» Exercise description
Report only the number of lines in the following entries where the word "图书借阅管理" occurs.

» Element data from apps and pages
########################################

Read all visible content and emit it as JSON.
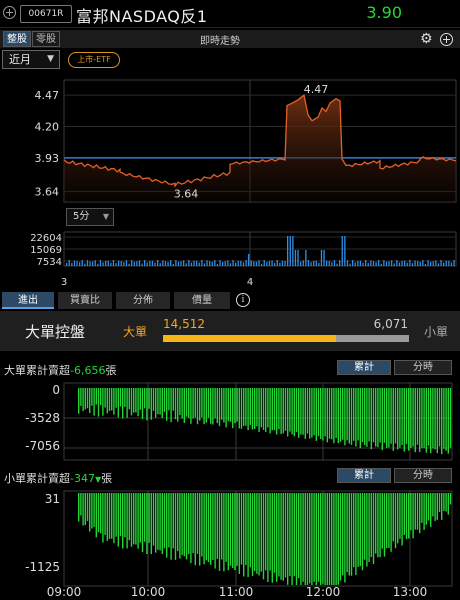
{
  "header": {
    "code": "00671R",
    "title": "富邦NASDAQ反1",
    "price": "3.90"
  },
  "subbar": {
    "tab_whole": "整股",
    "tab_odd": "零股",
    "title": "即時走勢"
  },
  "controls": {
    "period": "近月",
    "badge": "上市-ETF",
    "interval": "5分"
  },
  "price_chart": {
    "y_ticks": [
      "4.47",
      "4.20",
      "3.93",
      "3.64"
    ],
    "max_label": "4.47",
    "min_label": "3.64",
    "reference": 3.93,
    "ylim": [
      3.55,
      4.6
    ]
  },
  "volume_chart": {
    "y_ticks": [
      "22604",
      "15069",
      "7534"
    ],
    "x_labels": [
      "3",
      "4"
    ]
  },
  "tabs": [
    "進出",
    "買賣比",
    "分佈",
    "價量"
  ],
  "control": {
    "title": "大單控盤",
    "big_label": "大單",
    "small_label": "小單",
    "big_value": "14,512",
    "small_value": "6,071",
    "big_ratio": 0.705
  },
  "big_section": {
    "title_prefix": "大單累計賣超",
    "value": "-6,656",
    "unit": "張",
    "toggle_cum": "累計",
    "toggle_time": "分時",
    "y_ticks": [
      "0",
      "-3528",
      "-7056"
    ]
  },
  "small_section": {
    "title_prefix": "小單累計賣超",
    "value": "-347",
    "unit": "張",
    "toggle_cum": "累計",
    "toggle_time": "分時",
    "y_ticks": [
      "31",
      "-1125"
    ]
  },
  "time_axis": [
    "09:00",
    "10:00",
    "11:00",
    "12:00",
    "13:00"
  ],
  "colors": {
    "up": "#24d636",
    "accent": "#f5a623",
    "line": "#e2602a",
    "ref": "#2f7fd0",
    "volume": "#2f8fe6",
    "bars": "#24d636"
  }
}
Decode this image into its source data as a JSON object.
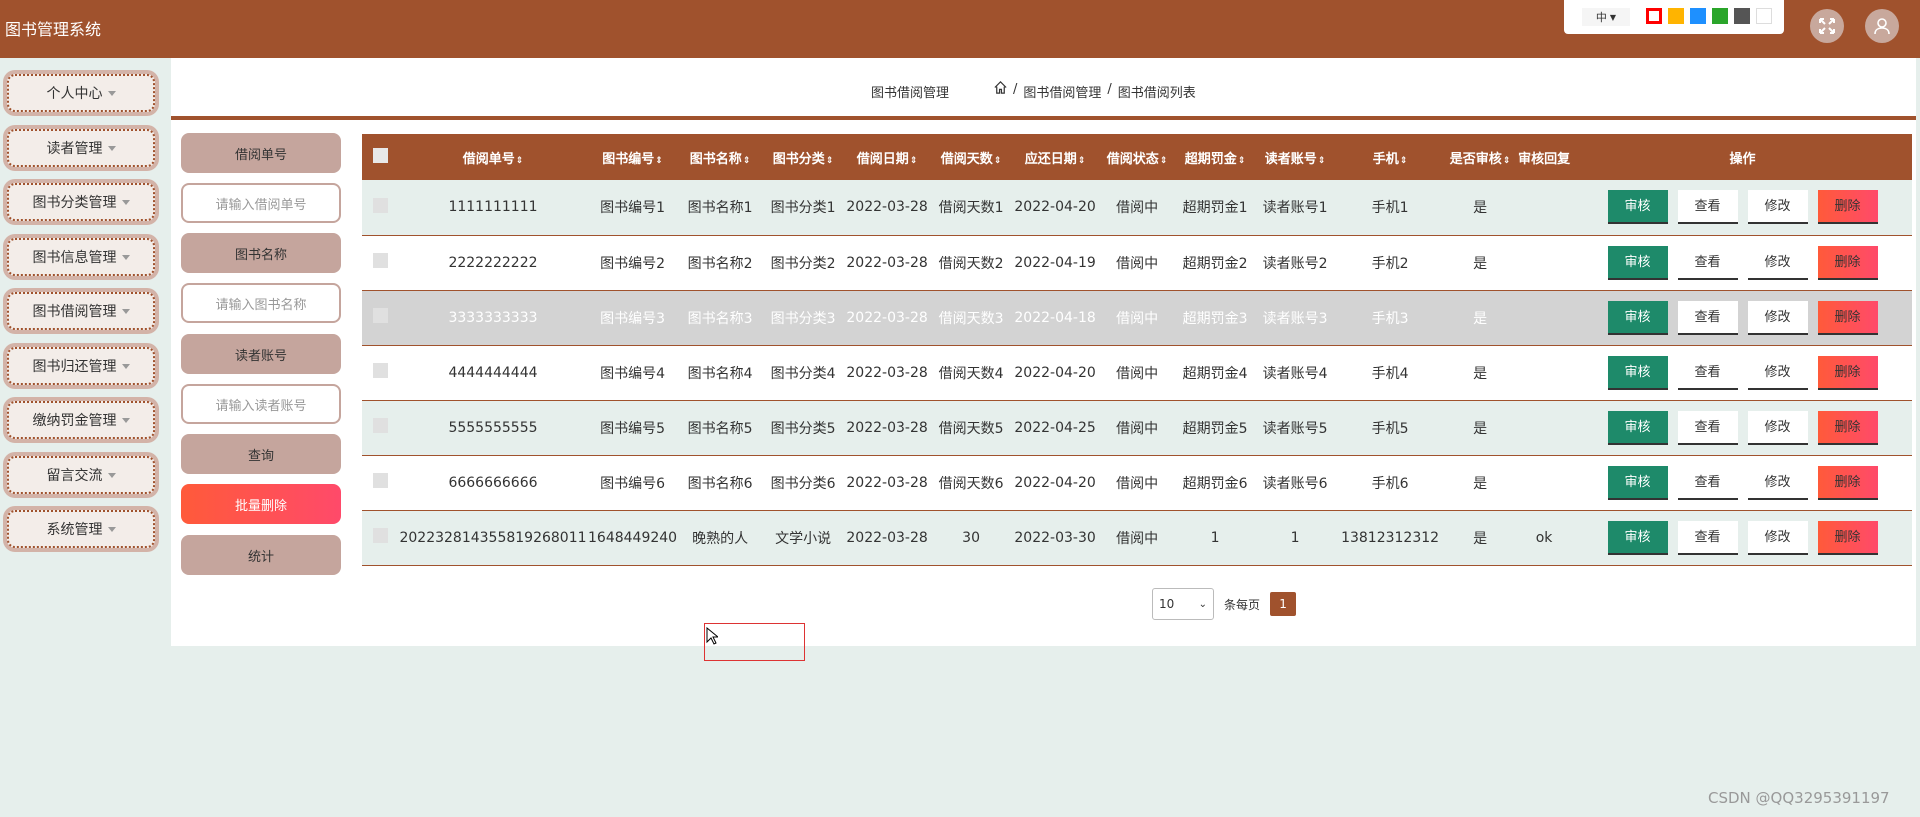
{
  "app": {
    "title": "图书管理系统"
  },
  "theme": {
    "lang": "中",
    "swatches": [
      "#ff0000",
      "#ffb400",
      "#1e90ff",
      "#2aa52a",
      "#555555",
      "#ffffff"
    ]
  },
  "sidebar": {
    "items": [
      {
        "label": "个人中心"
      },
      {
        "label": "读者管理"
      },
      {
        "label": "图书分类管理"
      },
      {
        "label": "图书信息管理"
      },
      {
        "label": "图书借阅管理"
      },
      {
        "label": "图书归还管理"
      },
      {
        "label": "缴纳罚金管理"
      },
      {
        "label": "留言交流"
      },
      {
        "label": "系统管理"
      }
    ]
  },
  "breadcrumb": {
    "title": "图书借阅管理",
    "level1": "图书借阅管理",
    "level2": "图书借阅列表",
    "sep": "/"
  },
  "search": {
    "field1_label": "借阅单号",
    "field1_placeholder": "请输入借阅单号",
    "field2_label": "图书名称",
    "field2_placeholder": "请输入图书名称",
    "field3_label": "读者账号",
    "field3_placeholder": "请输入读者账号",
    "query_label": "查询",
    "batch_delete_label": "批量删除",
    "stats_label": "统计"
  },
  "table": {
    "headers": [
      "借阅单号",
      "图书编号",
      "图书名称",
      "图书分类",
      "借阅日期",
      "借阅天数",
      "应还日期",
      "借阅状态",
      "超期罚金",
      "读者账号",
      "手机",
      "是否审核",
      "审核回复",
      "操作"
    ],
    "actions": {
      "audit": "审核",
      "view": "查看",
      "edit": "修改",
      "delete": "删除"
    },
    "rows": [
      {
        "c0": "1111111111",
        "c1": "图书编号1",
        "c2": "图书名称1",
        "c3": "图书分类1",
        "c4": "2022-03-28",
        "c5": "借阅天数1",
        "c6": "2022-04-20",
        "c7": "借阅中",
        "c8": "超期罚金1",
        "c9": "读者账号1",
        "c10": "手机1",
        "c11": "是",
        "c12": ""
      },
      {
        "c0": "2222222222",
        "c1": "图书编号2",
        "c2": "图书名称2",
        "c3": "图书分类2",
        "c4": "2022-03-28",
        "c5": "借阅天数2",
        "c6": "2022-04-19",
        "c7": "借阅中",
        "c8": "超期罚金2",
        "c9": "读者账号2",
        "c10": "手机2",
        "c11": "是",
        "c12": ""
      },
      {
        "c0": "3333333333",
        "c1": "图书编号3",
        "c2": "图书名称3",
        "c3": "图书分类3",
        "c4": "2022-03-28",
        "c5": "借阅天数3",
        "c6": "2022-04-18",
        "c7": "借阅中",
        "c8": "超期罚金3",
        "c9": "读者账号3",
        "c10": "手机3",
        "c11": "是",
        "c12": ""
      },
      {
        "c0": "4444444444",
        "c1": "图书编号4",
        "c2": "图书名称4",
        "c3": "图书分类4",
        "c4": "2022-03-28",
        "c5": "借阅天数4",
        "c6": "2022-04-20",
        "c7": "借阅中",
        "c8": "超期罚金4",
        "c9": "读者账号4",
        "c10": "手机4",
        "c11": "是",
        "c12": ""
      },
      {
        "c0": "5555555555",
        "c1": "图书编号5",
        "c2": "图书名称5",
        "c3": "图书分类5",
        "c4": "2022-03-28",
        "c5": "借阅天数5",
        "c6": "2022-04-25",
        "c7": "借阅中",
        "c8": "超期罚金5",
        "c9": "读者账号5",
        "c10": "手机5",
        "c11": "是",
        "c12": ""
      },
      {
        "c0": "6666666666",
        "c1": "图书编号6",
        "c2": "图书名称6",
        "c3": "图书分类6",
        "c4": "2022-03-28",
        "c5": "借阅天数6",
        "c6": "2022-04-20",
        "c7": "借阅中",
        "c8": "超期罚金6",
        "c9": "读者账号6",
        "c10": "手机6",
        "c11": "是",
        "c12": ""
      },
      {
        "c0": "20223281435581926801​1",
        "c1": "1648449240",
        "c2": "晚熟的人",
        "c3": "文学小说",
        "c4": "2022-03-28",
        "c5": "30",
        "c6": "2022-03-30",
        "c7": "借阅中",
        "c8": "1",
        "c9": "1",
        "c10": "13812312312",
        "c11": "是",
        "c12": "ok"
      }
    ]
  },
  "pagination": {
    "page_size": "10",
    "per_page_label": "条每页",
    "current_page": "1"
  },
  "watermark": "CSDN @QQ3295391197"
}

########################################

» Task solution
3